• Assignment
In the records below, some lines contain the word "Group". Copy each of them.

━━━━━━━━━━━━━━━━

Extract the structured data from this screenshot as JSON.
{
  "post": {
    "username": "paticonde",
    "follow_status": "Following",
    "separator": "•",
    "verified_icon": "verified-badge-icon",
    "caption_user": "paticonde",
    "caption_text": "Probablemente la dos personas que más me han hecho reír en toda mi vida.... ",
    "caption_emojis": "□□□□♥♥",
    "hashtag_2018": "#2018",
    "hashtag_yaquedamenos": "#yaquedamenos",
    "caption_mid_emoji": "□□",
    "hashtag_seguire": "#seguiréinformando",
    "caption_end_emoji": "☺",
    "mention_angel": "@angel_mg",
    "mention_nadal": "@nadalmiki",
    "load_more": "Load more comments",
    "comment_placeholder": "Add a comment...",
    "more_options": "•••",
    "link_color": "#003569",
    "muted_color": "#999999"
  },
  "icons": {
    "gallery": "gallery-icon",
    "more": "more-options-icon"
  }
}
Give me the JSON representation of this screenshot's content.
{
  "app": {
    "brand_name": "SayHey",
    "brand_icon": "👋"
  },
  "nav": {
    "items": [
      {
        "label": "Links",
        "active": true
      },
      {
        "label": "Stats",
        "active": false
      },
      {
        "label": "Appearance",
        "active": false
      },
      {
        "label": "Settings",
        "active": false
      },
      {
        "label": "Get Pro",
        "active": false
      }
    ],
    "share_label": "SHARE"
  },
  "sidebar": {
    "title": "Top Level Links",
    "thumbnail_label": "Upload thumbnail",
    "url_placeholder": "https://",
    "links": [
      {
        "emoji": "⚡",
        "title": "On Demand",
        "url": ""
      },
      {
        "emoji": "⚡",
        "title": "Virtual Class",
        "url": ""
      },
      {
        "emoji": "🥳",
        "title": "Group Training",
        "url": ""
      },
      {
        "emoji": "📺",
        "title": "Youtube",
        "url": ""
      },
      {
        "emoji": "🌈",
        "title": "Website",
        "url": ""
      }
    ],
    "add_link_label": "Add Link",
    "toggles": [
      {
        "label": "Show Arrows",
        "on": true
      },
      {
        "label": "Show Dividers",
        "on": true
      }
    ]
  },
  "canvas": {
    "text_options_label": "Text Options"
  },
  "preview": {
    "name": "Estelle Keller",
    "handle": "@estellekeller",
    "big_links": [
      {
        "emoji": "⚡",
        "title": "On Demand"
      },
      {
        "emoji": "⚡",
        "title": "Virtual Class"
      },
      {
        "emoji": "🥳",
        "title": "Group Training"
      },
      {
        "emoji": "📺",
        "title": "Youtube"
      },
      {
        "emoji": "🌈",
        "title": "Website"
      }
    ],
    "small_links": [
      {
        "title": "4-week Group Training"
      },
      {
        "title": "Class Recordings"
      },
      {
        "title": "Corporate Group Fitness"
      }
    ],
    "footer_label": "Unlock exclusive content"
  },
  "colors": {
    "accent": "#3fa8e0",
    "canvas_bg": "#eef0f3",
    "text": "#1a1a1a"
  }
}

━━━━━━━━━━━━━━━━

• Solution below
        "title": "Group Training",
        "title": "Group Training"
        "title": "4-week Group Training"
        "title": "Corporate Group Fitness"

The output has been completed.